Well, have we reached peak Sturgeon?
Until Monday I had thought of the First Minister as the most influential politician in Britain, as many Scots do.
In fact, I’d been counting on it, hoping a timely intervention by her in the EU referendum campaign, an appeal to people across the British Isles to stay in, would do the job on crucial parts of the electorate the sleeping Labour party cannot summon to the polls.
I think I was wrong. In Sturgeon’s first intervention in the EU campaign, a speech in London on Monday, she displayed the limits of her appeal. She went on to show the limits of her ambition.
Of course in Scotland, where the leader can say anything without fear of contradiction, she marches on with 60 per cent of the vote.

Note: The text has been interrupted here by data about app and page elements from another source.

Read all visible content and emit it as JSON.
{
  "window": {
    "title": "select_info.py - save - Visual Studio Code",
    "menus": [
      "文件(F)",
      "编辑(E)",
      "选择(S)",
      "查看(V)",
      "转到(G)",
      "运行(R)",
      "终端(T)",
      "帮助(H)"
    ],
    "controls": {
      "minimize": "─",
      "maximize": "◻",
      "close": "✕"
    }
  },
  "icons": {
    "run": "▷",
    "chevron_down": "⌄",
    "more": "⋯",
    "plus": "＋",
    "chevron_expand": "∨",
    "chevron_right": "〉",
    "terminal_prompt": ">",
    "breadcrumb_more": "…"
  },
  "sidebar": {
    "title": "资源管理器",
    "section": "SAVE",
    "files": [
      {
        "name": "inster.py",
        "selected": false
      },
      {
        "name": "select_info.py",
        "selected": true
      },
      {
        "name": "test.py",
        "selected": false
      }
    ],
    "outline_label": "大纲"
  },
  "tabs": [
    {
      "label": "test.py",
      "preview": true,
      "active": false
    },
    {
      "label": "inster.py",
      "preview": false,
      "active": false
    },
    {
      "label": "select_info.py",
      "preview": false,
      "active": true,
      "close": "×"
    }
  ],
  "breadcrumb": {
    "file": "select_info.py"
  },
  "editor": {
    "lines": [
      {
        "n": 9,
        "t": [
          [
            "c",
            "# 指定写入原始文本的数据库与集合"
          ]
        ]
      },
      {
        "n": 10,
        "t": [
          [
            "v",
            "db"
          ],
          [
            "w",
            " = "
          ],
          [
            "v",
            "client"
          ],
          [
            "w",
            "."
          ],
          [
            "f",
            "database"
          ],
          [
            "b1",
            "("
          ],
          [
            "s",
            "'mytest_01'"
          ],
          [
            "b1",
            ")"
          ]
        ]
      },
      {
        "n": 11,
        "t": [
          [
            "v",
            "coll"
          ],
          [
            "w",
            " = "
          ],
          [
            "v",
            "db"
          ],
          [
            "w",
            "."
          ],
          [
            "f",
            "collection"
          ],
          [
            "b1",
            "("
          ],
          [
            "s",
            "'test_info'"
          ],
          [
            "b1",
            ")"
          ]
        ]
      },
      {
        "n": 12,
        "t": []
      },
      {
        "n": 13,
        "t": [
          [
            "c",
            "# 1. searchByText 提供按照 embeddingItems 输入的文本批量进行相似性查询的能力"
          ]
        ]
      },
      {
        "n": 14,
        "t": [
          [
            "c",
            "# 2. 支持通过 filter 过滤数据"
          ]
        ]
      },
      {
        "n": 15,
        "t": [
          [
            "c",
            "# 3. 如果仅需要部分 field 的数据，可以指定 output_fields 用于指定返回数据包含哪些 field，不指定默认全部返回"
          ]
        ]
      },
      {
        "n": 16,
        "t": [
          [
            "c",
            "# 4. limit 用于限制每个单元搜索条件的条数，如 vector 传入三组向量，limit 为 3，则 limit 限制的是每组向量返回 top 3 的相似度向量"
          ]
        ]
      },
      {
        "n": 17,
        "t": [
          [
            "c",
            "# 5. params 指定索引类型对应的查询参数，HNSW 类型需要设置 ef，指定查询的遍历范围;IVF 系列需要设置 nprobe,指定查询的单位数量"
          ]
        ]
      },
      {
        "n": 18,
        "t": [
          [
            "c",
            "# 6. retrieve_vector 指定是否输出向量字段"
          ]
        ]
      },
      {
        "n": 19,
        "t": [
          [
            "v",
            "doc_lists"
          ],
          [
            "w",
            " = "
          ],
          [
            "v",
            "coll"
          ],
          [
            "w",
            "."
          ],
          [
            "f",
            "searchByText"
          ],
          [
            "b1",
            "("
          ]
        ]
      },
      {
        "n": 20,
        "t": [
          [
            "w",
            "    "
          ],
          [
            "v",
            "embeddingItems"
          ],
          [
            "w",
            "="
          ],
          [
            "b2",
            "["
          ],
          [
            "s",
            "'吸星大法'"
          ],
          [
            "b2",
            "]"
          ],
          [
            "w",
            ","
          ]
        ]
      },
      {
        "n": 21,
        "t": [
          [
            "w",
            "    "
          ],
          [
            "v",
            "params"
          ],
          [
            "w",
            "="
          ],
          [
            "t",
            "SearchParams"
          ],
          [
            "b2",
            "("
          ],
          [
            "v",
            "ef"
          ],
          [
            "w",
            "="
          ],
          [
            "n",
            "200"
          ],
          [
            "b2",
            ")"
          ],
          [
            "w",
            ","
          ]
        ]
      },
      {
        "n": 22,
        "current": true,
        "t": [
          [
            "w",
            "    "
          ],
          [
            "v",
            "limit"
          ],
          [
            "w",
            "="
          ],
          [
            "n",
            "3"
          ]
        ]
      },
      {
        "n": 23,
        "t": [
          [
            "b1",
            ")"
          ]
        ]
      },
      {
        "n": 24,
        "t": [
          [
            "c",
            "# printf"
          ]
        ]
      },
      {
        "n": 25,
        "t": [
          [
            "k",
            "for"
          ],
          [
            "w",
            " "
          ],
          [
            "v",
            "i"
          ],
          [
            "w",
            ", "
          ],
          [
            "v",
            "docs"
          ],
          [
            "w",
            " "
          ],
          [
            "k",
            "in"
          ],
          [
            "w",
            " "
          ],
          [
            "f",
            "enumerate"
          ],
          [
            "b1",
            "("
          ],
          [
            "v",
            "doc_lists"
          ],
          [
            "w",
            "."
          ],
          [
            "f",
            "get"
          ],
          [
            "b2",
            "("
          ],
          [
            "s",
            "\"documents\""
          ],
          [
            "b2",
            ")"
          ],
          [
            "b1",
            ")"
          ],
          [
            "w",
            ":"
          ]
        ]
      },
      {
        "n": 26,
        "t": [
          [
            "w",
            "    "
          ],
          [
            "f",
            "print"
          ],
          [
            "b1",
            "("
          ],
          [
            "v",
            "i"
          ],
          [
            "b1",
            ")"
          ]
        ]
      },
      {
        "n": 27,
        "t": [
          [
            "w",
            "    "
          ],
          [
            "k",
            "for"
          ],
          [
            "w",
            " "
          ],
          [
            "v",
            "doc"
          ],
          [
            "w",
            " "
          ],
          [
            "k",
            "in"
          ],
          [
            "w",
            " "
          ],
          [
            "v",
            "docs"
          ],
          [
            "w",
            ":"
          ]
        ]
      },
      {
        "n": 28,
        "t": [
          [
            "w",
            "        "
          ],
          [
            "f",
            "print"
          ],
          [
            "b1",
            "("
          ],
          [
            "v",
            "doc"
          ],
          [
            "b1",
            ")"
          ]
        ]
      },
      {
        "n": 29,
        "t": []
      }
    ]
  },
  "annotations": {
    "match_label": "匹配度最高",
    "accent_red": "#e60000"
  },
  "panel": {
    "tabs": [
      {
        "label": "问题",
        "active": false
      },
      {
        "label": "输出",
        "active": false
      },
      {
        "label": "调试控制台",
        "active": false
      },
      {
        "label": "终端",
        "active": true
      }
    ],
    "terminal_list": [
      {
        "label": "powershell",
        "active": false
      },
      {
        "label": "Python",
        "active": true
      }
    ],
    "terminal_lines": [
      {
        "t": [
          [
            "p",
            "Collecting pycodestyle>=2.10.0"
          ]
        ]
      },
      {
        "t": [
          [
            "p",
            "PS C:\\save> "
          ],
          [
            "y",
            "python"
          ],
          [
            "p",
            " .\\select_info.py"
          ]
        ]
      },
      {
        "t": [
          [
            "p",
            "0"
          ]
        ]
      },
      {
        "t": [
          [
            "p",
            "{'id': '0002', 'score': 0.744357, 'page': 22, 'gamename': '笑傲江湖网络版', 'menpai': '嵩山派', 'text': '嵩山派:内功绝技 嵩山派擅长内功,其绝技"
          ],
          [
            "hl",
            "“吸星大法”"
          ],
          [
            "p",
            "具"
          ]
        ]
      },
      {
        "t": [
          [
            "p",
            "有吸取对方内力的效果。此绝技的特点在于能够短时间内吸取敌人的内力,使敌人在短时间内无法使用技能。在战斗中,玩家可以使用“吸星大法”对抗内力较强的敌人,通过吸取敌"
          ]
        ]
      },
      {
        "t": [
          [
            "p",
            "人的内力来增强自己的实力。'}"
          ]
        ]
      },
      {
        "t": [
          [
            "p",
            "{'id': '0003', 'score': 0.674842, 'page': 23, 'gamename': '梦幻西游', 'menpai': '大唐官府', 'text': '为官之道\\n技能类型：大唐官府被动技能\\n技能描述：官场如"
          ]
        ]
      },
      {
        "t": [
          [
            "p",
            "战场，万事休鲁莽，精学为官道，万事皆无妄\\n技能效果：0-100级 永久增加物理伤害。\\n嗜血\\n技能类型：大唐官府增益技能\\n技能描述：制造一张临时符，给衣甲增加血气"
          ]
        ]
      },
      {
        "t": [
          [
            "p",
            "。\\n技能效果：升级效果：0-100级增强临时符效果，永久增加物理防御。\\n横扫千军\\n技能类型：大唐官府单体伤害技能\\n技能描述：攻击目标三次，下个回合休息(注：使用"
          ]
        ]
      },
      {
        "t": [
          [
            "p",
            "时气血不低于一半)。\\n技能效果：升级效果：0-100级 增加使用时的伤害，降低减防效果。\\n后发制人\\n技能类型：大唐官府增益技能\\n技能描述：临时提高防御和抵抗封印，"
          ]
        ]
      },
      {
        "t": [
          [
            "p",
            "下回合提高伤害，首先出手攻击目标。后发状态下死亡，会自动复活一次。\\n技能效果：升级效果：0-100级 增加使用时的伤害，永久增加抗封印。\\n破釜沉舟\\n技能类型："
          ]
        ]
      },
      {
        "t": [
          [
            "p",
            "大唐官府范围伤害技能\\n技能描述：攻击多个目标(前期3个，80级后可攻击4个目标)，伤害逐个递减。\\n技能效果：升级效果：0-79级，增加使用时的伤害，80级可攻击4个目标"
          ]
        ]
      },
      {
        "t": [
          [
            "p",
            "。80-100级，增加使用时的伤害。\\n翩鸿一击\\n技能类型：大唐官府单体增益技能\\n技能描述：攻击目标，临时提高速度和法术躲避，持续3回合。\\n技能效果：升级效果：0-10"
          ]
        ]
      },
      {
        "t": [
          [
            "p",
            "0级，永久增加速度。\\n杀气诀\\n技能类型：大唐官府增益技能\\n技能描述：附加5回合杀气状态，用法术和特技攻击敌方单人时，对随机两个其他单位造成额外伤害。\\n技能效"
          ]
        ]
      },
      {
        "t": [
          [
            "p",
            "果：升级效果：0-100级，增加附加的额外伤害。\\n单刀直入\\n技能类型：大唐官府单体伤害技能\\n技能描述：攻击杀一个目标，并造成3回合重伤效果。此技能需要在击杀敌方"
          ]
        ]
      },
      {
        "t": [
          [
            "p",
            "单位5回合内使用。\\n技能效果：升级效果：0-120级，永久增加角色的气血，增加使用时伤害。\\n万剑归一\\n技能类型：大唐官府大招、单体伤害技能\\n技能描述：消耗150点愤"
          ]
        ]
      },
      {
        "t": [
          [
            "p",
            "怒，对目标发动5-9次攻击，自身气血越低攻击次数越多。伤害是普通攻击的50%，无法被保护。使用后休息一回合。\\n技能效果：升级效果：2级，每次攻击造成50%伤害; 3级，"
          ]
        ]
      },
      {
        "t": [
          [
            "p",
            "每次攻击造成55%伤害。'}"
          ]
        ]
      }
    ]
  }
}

But on a UK-wide platform she is being viewed differently now, and she’s aware of it.
The first thing the FM had to do on Monday was explain how, from a Scottish nationalist point of view, sharing and pooling power in the European Union is a good thing, though maintaining sharing and pooling in a United Kingdom is not.
You know, it didn’t work. Palpably, in the arm-crossed rows of the audience at the Resolution Foundation speech it didn’t work.
All day afterwards it didn’t work, as people with no connection to politics questioned me on Sturgeon’s doublethink of EU good, UK bad.
Sturgeon said it was a “misconception” that a nationalist couldn’t be in favour of pooling and sharing sovereignty, after all 28 independent nations in the EU do it. Yet Londoners saw it as a contradiction, the Sturgeon paradox.
Sturgeon made a perfectly reasonable social democratic case for the EU, I liked the architectural reference to the blitzed and restored roof of the church hall she made the speech in. Her trouble, and her limit, is that she is seen as a nationalist first, a social democrat second.
And there was a heavier irony in her speech. Here was the western European politician who has reaped the most from anti-politics trying to stem the tide.
Essentially her pro-EU message is telling the unleashed forces that have consigned everything from Scottish Labour to the Bush dynasty to the political dustbowl, to go no further. Here was Britain’s most revolutionary politician in defence of the established order.
It is tribute to her skills that she continues as an insurgent while living within another Sturgeon paradox.
We know a Brexit is the first bus to a Scottish independence referendum but Sturgeon made it crystal clear she would not welcome one in the wake of the UK leaving the EU.
She needs this vote to go for Europe. Otherwise we would be propelled into an unbalanced, German-dominated EU in which Scots would face the choice of being governed from Britain or Berlin.
Sturgeon cannot afford a second referendum now because she knows she’d lose.
The risk-taker in Salmond would pounce at a second go; Sturgeon shows extreme caution on everything from the constitution to the council tax.
She’s radical in one respect. The FM makes a well-finessed case for immigration, and Scotland needs more immigrants.
How far she can push that argument before an immigrant-averse electorate push back I do not know.
But I hope, like Merkel, she is willing to burn some political fuel confronting voters on the issue, because few other politicians show much courage when facing that uncomfortable truth.